** TASK STATEMENT **
Could you copy all of the records below exactly as they appear?

** TASK INPUTS **

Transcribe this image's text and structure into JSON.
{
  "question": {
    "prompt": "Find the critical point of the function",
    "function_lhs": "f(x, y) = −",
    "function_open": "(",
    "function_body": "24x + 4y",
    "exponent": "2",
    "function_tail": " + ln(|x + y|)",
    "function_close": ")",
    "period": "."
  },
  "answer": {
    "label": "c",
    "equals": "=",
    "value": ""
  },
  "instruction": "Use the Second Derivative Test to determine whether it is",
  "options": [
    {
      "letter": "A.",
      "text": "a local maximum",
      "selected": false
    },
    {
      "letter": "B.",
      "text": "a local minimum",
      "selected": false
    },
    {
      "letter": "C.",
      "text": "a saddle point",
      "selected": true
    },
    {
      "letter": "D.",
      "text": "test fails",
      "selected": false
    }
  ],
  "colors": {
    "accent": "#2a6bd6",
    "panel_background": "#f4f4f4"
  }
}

** RESULT **
Transcribe this image's text and structure into JSON.
{
  "question": {
    "prompt": "Find the critical point of the function",
    "function_lhs": "f(x, y) = −",
    "function_open": "(",
    "function_body": "24x + 4y",
    "exponent": "2",
    "function_tail": " + ln(|x + y|)",
    "function_close": ")",
    "period": "."
  },
  "answer": {
    "label": "c",
    "equals": "=",
    "value": ""
  },
  "instruction": "Use the Second Derivative Test to determine whether it is",
  "options": [
    {
      "letter": "A.",
      "text": "a local maximum",
      "selected": false
    },
    {
      "letter": "B.",
      "text": "a local minimum",
      "selected": false
    },
    {
      "letter": "C.",
      "text": "a saddle point",
      "selected": true
    },
    {
      "letter": "D.",
      "text": "test fails",
      "selected": false
    }
  ],
  "colors": {
    "accent": "#2a6bd6",
    "panel_background": "#f4f4f4"
  }
}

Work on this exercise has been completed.